But it is also the less well-known cultural locations that characterize Hafencity: places such as the International Maritime Museum Hamburg. The private collection of Peter Tamm, the publishing manager who died in 2016, found a permanent home here in the Kaispeicher B warehouse by Magdeburger Hafen basin, whose ten floors offer 11,500 m² of exhibition space. It is a meticulously assembled collection of tens of thousands of model ships, of uniforms, of maritime art and of other maritime artefacts. From the summer of 2005, architect Mirjana Markovic extensively renovated the warehouse, converting it into a museum but leaving intact its characteristic architecture by Wilhelm Emil Meerwein and Bernhard Hanssen dating from 1879. Also opening in 2008 was the Prototyp automobile museum, which moved into the listed former premises of the Harburger Gummi-Kamm-Compagnie on Shanghaiallee. The private collection of the museum founders, Oliver Schmidt and Thomas König, includes rare automobile icons and legendary racing cars as well as spectacular temporary exhibitions such as BMW Art Cars in 2017 including models by Andy Warhol, Roy Lichtenstein, A. R. Penck and Jeff Koons. A few hundred meters further east, tucked away behind the mainline rail viaduct leading to the main station, a wholly new world emerges: Oberhafen quarter. Low former goods sheds with loading ramps cluster next to multi-story administrative buildings such as the old roadmaster’s office and a former customs building. They all witness to the area’s early use as a freight depot and cargo transfer point from the port to the railroad. Today Oberhafen is one the most fashionable hotspots in Hamburg for the creative sector and is even a model Germany-wide due to its low-threshold space offers and its interdisciplinary and participative orientation.
Since 2011 the neighborhood has been going through a long process of transformation into a new cultural and creative quarter.
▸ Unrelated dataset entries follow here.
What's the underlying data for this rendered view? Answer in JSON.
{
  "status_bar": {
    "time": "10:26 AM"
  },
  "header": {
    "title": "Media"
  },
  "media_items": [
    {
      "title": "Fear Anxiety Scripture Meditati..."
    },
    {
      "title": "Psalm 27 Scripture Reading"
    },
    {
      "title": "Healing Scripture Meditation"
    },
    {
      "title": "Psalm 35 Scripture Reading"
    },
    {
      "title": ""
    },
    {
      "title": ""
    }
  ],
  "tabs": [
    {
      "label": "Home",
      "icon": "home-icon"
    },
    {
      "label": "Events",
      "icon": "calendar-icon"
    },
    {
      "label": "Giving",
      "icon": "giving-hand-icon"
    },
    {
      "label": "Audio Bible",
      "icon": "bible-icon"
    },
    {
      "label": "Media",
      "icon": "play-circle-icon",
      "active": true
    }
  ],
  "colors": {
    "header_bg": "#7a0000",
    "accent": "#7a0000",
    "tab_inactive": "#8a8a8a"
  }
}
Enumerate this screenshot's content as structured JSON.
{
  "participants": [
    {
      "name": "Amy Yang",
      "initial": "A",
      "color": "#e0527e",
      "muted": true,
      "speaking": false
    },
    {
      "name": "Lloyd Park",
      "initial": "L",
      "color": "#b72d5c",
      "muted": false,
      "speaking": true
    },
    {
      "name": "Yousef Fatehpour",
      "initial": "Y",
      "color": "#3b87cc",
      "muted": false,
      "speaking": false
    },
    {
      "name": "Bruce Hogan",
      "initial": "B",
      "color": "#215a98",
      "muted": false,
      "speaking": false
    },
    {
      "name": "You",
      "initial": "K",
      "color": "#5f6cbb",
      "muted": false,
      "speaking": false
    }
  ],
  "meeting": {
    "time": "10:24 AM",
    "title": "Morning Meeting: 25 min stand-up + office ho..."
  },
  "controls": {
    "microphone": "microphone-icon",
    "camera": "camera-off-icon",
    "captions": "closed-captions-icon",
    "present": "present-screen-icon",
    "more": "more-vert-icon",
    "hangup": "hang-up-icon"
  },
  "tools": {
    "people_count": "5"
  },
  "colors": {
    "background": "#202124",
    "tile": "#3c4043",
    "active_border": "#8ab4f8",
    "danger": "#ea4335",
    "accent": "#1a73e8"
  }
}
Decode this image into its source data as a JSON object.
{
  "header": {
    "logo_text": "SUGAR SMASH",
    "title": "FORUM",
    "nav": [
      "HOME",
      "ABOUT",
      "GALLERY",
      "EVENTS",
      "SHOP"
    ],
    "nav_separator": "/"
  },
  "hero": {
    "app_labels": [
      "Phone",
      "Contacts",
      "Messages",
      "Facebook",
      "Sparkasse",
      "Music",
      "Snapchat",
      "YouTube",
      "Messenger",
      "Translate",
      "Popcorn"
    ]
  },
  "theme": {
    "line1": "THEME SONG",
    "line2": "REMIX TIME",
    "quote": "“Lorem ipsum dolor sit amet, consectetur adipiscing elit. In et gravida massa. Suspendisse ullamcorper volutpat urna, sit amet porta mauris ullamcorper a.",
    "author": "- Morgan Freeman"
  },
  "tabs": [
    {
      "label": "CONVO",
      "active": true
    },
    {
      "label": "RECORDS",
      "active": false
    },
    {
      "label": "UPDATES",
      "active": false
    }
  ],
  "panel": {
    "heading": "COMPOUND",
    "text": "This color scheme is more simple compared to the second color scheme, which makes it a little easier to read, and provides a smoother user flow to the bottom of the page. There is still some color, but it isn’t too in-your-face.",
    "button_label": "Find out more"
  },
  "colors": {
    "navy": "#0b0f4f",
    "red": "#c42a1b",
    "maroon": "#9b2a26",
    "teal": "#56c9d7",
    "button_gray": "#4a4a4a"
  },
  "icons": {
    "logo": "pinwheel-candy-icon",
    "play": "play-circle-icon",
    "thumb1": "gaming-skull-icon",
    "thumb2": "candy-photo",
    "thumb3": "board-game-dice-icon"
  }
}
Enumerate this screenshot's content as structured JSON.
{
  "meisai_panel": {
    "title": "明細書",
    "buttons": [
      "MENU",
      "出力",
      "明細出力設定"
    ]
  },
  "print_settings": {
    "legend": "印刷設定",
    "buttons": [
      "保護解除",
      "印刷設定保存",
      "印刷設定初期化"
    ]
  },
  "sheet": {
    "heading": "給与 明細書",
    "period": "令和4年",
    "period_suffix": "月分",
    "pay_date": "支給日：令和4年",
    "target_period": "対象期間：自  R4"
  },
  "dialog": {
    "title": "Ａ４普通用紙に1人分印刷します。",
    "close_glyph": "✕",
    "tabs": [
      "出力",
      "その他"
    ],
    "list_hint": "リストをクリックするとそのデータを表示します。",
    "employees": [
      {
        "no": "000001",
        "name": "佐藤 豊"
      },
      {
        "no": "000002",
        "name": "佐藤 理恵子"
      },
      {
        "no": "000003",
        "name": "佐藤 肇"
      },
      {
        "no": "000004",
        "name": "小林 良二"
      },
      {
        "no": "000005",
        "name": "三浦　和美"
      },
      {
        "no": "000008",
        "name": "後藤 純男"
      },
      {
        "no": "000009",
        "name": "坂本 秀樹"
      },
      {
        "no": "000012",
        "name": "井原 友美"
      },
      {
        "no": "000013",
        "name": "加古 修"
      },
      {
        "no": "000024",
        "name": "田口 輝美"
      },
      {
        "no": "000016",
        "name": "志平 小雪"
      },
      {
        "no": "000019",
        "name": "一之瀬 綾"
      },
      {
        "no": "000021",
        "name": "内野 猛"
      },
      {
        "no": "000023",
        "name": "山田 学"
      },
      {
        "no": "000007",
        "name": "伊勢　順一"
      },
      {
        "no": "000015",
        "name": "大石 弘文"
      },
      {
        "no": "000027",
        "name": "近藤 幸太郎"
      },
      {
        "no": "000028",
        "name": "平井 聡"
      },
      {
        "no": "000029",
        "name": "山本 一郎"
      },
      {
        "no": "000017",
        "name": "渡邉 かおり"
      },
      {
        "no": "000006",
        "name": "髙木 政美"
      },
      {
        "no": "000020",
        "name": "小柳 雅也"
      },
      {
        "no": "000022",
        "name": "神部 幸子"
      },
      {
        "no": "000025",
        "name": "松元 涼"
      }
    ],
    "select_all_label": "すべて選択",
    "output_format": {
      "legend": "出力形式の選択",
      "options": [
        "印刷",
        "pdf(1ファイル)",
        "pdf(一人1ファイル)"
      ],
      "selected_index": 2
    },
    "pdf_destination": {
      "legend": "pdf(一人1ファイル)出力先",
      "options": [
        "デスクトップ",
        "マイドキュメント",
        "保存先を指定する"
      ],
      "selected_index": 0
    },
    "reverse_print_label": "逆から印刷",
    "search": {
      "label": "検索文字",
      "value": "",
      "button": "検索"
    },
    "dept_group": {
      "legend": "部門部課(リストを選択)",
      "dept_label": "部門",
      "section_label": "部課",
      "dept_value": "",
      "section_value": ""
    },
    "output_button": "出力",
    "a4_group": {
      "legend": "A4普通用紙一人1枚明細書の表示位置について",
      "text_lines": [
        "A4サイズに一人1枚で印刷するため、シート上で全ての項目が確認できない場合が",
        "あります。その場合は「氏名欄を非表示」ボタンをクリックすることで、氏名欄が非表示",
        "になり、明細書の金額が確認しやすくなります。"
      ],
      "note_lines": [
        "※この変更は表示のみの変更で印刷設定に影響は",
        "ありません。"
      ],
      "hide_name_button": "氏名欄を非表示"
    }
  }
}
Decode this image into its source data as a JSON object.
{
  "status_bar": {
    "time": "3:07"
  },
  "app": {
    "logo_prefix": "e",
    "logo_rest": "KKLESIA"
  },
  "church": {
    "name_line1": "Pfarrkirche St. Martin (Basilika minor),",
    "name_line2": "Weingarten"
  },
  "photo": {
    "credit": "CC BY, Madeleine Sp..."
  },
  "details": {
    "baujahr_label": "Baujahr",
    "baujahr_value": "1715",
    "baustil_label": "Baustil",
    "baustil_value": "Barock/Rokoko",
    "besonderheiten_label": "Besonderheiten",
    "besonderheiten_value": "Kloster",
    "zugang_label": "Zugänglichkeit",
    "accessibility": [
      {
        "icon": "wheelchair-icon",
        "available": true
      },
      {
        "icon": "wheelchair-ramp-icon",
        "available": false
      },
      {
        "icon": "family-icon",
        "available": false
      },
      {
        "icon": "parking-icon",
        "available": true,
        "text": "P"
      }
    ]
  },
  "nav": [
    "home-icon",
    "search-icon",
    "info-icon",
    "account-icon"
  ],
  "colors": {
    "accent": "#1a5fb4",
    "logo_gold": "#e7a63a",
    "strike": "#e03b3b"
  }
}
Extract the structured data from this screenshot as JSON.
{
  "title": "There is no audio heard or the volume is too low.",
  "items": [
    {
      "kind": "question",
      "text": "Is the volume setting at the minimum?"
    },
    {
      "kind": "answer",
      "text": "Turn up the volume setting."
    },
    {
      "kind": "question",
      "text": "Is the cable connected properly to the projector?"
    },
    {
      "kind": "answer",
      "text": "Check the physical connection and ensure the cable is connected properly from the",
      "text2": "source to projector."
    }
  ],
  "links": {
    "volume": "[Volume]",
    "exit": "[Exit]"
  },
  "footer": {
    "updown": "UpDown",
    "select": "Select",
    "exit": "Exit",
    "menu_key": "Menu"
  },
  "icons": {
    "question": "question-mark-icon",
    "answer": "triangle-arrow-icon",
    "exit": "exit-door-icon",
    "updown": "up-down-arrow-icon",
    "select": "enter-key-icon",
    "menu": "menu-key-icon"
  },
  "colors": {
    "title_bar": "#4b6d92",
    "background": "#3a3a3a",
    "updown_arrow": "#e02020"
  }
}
After the first pioneer users from when it was still in use as a rail and logistics location, concepts and stakeholders from a wide range of sectors followed in recent years: Hybrid workshop concepts, a firm of architects’ firm, a gallery and a film production company can be found in the large-scale warehouse spaces, while the office buildings house smaller jewelry studios, the FilmFabrique co-working space and a young publishing company, for example. There is also the Halle 424 classical and jazz music location, the children’s dance and music association Lukulule e. V., Parkour Creation e. V. and Hanseatische Materialverwaltung, with its upcycling concept for second-hand theatre props and equipment. Gängeviertel e. V., including the Moloch club, was a temporary user of Oberhafen quarter from 2015 to 2020. What was originally intended as an interim solution while the association’s own premises were renovated turned into a fruitful coexistence spanning many years. Festivals and exhibitions – such as the Photography Triennale and VRHAM!, the first ever international festival for virtual reality art, founded in Oberhafen – are regular guests, generating artistic impetus. Further attractive cultural locations and offers will follow in coming years, for example the children’s architecture “Hochform” at Strandkai, new digital concepts and the documentation center denk.mal Hanover Railroad Station, currently under construction, that will provide the first comprehensive documentation of the deportation from Hanover Station of more than 8,000 Jews, Sinti and Roma between 1940 and 1945. The planned Digital Art Museum (teamLab) is yet another cultural highlight of international cultural importance, due to be built at Amerigo Vespucci square.